Table 4 - Per Unit Activity Based Costing
The data obtained from table 3 enables us to arrive at table 4 which calculates the per unit activity based costing taking into account the total cost for each activity and the number of units produced of each product to get the individual product wise per unit costs. The total cost of each unit will be the sum of the direct costs (direct labor and direct material) and the activity based costs (machine related, setup labor, receiving and production, engineering and shipping costs). This total cost of each product will enable us to calculate the margins that each product provides based on the planned as well as the actual selling prices. This information is provided in table 5 as shown below.
Table 5 - Margin Calculation for Activity Based Costing
With the help of Activity Based Costing, the company can analyze and infer information about its products more accurately and better evaluate the financials and gross margins. In the table 5 margin information and the excel sheet attached we can see that flow controllers appear to be less attractive with negative margins as compared to other 2 products – valves and pumps.
The Company can still decrease the prices of valves and pumps and be comparable to the industry to sustain the market position whereas in case of flow controllers the company is already operating at a negative gross margin and needs to increase the price if the product is to provide sustainable profits.
Shortcomings of Analysis

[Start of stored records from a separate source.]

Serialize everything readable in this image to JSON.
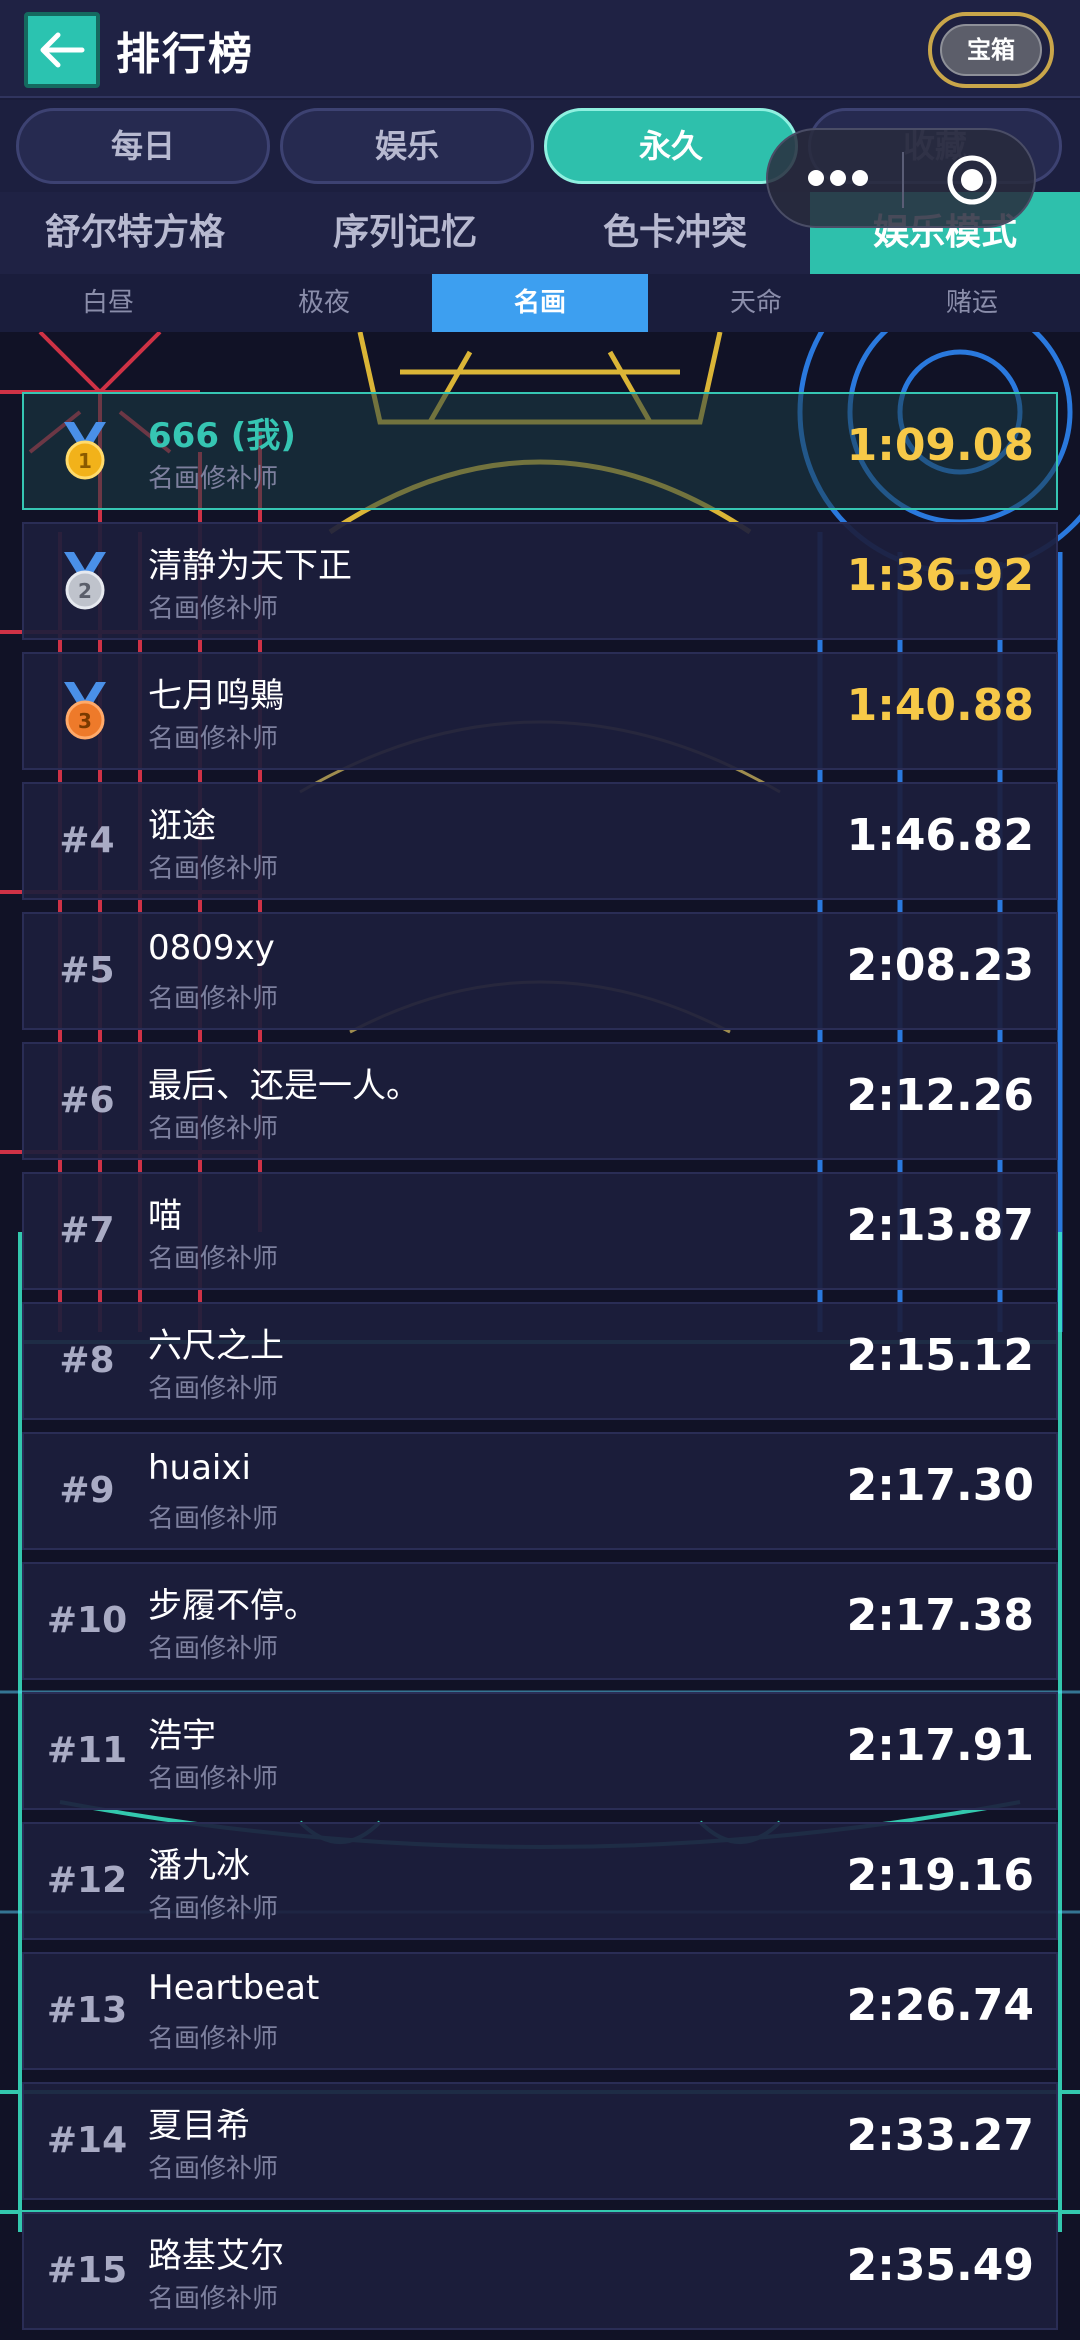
{
  "header": {
    "title": "排行榜",
    "chest_label": "宝箱"
  },
  "period_tabs": [
    {
      "label": "每日",
      "active": false
    },
    {
      "label": "娱乐",
      "active": false
    },
    {
      "label": "永久",
      "active": true
    },
    {
      "label": "收藏",
      "active": false
    }
  ],
  "mode_tabs": [
    {
      "label": "舒尔特方格",
      "active": false
    },
    {
      "label": "序列记忆",
      "active": false
    },
    {
      "label": "色卡冲突",
      "active": false
    },
    {
      "label": "娱乐模式",
      "active": true
    }
  ],
  "sub_tabs": [
    {
      "label": "白昼",
      "active": false
    },
    {
      "label": "极夜",
      "active": false
    },
    {
      "label": "名画",
      "active": true
    },
    {
      "label": "天命",
      "active": false
    },
    {
      "label": "赌运",
      "active": false
    }
  ],
  "leaderboard": [
    {
      "rank": "1",
      "medal": "gold-medal-icon",
      "name": "666 (我)",
      "title": "名画修补师",
      "time": "1:09.08",
      "is_me": true
    },
    {
      "rank": "2",
      "medal": "silver-medal-icon",
      "name": "清静为天下正",
      "title": "名画修补师",
      "time": "1:36.92",
      "is_me": false
    },
    {
      "rank": "3",
      "medal": "bronze-medal-icon",
      "name": "七月鸣鶪",
      "title": "名画修补师",
      "time": "1:40.88",
      "is_me": false
    },
    {
      "rank": "#4",
      "name": "诳途",
      "title": "名画修补师",
      "time": "1:46.82",
      "is_me": false
    },
    {
      "rank": "#5",
      "name": "0809xy",
      "title": "名画修补师",
      "time": "2:08.23",
      "is_me": false
    },
    {
      "rank": "#6",
      "name": "最后、还是一人。",
      "title": "名画修补师",
      "time": "2:12.26",
      "is_me": false
    },
    {
      "rank": "#7",
      "name": "喵",
      "title": "名画修补师",
      "time": "2:13.87",
      "is_me": false
    },
    {
      "rank": "#8",
      "name": "六尺之上",
      "title": "名画修补师",
      "time": "2:15.12",
      "is_me": false
    },
    {
      "rank": "#9",
      "name": "huaixi",
      "title": "名画修补师",
      "time": "2:17.30",
      "is_me": false
    },
    {
      "rank": "#10",
      "name": "步履不停。",
      "title": "名画修补师",
      "time": "2:17.38",
      "is_me": false
    },
    {
      "rank": "#11",
      "name": "浩宇",
      "title": "名画修补师",
      "time": "2:17.91",
      "is_me": false
    },
    {
      "rank": "#12",
      "name": "潘九冰",
      "title": "名画修补师",
      "time": "2:19.16",
      "is_me": false
    },
    {
      "rank": "#13",
      "name": "Heartbeat",
      "title": "名画修补师",
      "time": "2:26.74",
      "is_me": false
    },
    {
      "rank": "#14",
      "name": "夏目希",
      "title": "名画修补师",
      "time": "2:33.27",
      "is_me": false
    },
    {
      "rank": "#15",
      "name": "路基艾尔",
      "title": "名画修补师",
      "time": "2:35.49",
      "is_me": false
    }
  ],
  "colors": {
    "accent": "#2ec0ac",
    "sub_accent": "#3d9ff0",
    "gold_time": "#f7c948",
    "background": "#1a1c3a"
  }
}
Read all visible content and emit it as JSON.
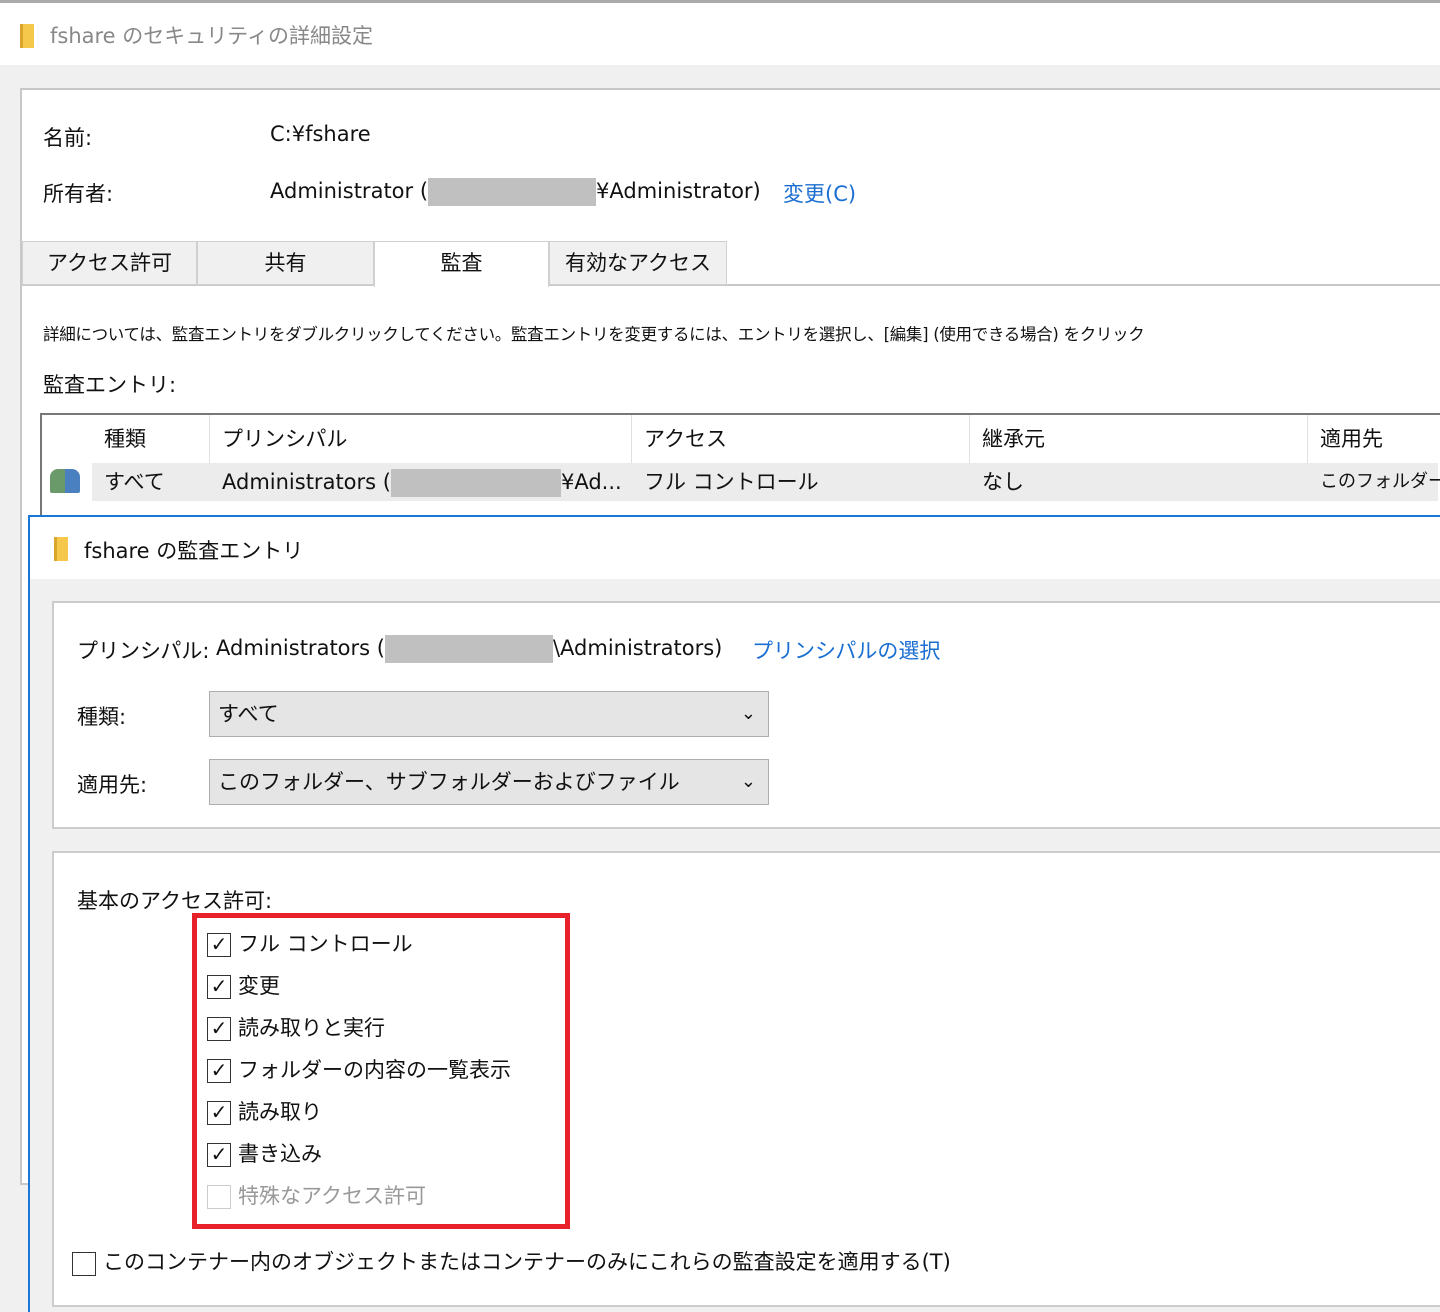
{
  "back_window": {
    "title": "fshare のセキュリティの詳細設定",
    "name_label": "名前:",
    "name_value": "C:¥fshare",
    "owner_label": "所有者:",
    "owner_prefix": "Administrator (",
    "owner_suffix": "¥Administrator)",
    "change_link": "変更(C)",
    "tabs": [
      "アクセス許可",
      "共有",
      "監査",
      "有効なアクセス"
    ],
    "info_text": "詳細については、監査エントリをダブルクリックしてください。監査エントリを変更するには、エントリを選択し、[編集] (使用できる場合) をクリック",
    "entries_label": "監査エントリ:",
    "columns": [
      "種類",
      "プリンシパル",
      "アクセス",
      "継承元",
      "適用先"
    ],
    "row": {
      "type": "すべて",
      "principal_prefix": "Administrators (",
      "principal_suffix": "¥Ad...",
      "access": "フル コントロール",
      "inherited": "なし",
      "applies": "このフォルダー"
    }
  },
  "dialog": {
    "title": "fshare の監査エントリ",
    "principal_label": "プリンシパル:",
    "principal_prefix": "Administrators (",
    "principal_suffix": "\\Administrators)",
    "select_principal": "プリンシパルの選択",
    "type_label": "種類:",
    "type_value": "すべて",
    "applies_label": "適用先:",
    "applies_value": "このフォルダー、サブフォルダーおよびファイル",
    "basic_label": "基本のアクセス許可:",
    "permissions": [
      {
        "label": "フル コントロール",
        "checked": true
      },
      {
        "label": "変更",
        "checked": true
      },
      {
        "label": "読み取りと実行",
        "checked": true
      },
      {
        "label": "フォルダーの内容の一覧表示",
        "checked": true
      },
      {
        "label": "読み取り",
        "checked": true
      },
      {
        "label": "書き込み",
        "checked": true
      },
      {
        "label": "特殊なアクセス許可",
        "checked": false,
        "disabled": true
      }
    ],
    "container_only": "このコンテナー内のオブジェクトまたはコンテナーのみにこれらの監査設定を適用する(T)",
    "highlight_color": "#e8202a"
  }
}
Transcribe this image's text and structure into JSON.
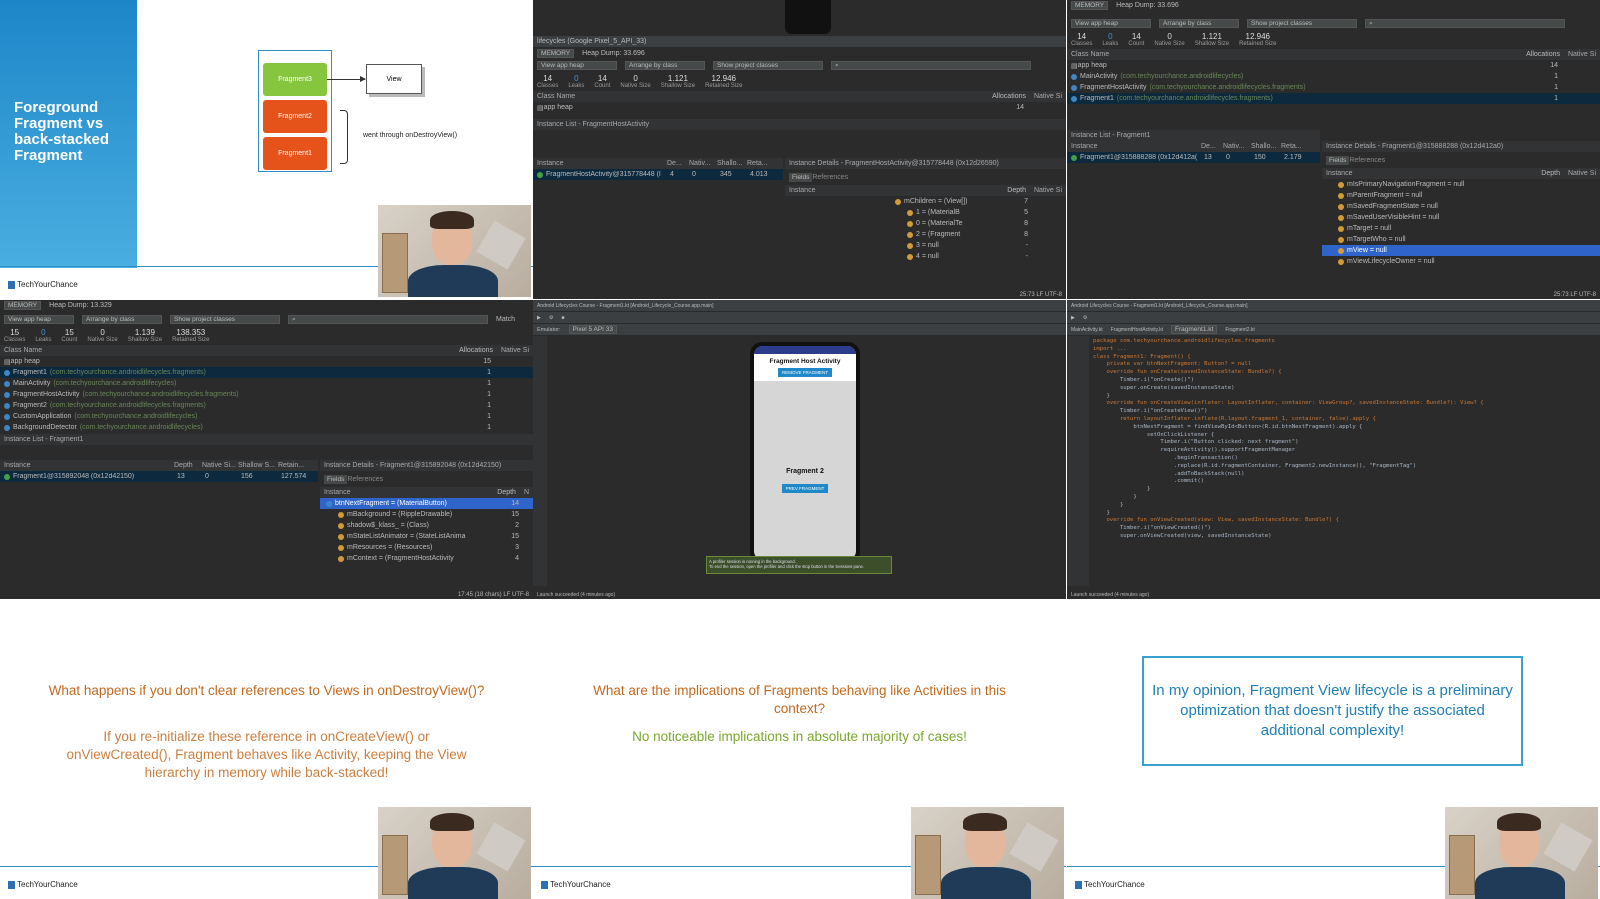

We have assumed average unit cost for individual flow controllers. Calculations are done for a sample month in terms of capacity utilization. Costs of resources are assumed to be constant over a given time. Administrative expenses are not taken into consideration while performing the calculations. Also, we have not considered that the resources are not being completely utilized and that the production has gone up to using 12000 machine hours, 180 production runs and 400 shipments the previous year without any additional overtime expenses or production delays.
Based on our analysis of the 2 costing methods, we recommend that Wilkerson company move from volume based costing to activity based costing to better analyze the cost figures and health of the company. It will enable the overheads to be attached to the products and activities where they are being consumed and not directly be related to the products on the basis of production run direct labor hours. Also as can be seen from the analysis of the 2 methods the gross margin returns vary wildly in both the cases. The clear indicator of that is the flow controller that the company manufactures. Volume based costing indicates that the product is highly profitable providing a gross margin of 40.95% whereas the activity based costing shows us that flow controllers are not providing any returns and on the contrary it is a loss making product since we are unable to recover even the costs involved.
We recommend the company to review its policy in respect to flow controllers. Wilkerson can work on changing the prices of individual flow controllers in order to secure a healthy profit margin. One way to do this is setting prices in accordance with the amount of resources consumed (activity-based pricing) by individual product or customer. Even if this is cumbersome they should at least review the current prices of the flow controller as they are costing the company more to produce these items than the selling price of the product. Also it was noticed that a price rise of 10% for the flow controllers did not have any effect on the sales of the product and there is sufficient scope to increase the price of the product more.
The company can also consider few actions that might reduce the cost of flow controllers. For instance, change design, eliminate waste of resources and delivery to decrease the cost per unit associated with production runs and number of shipments.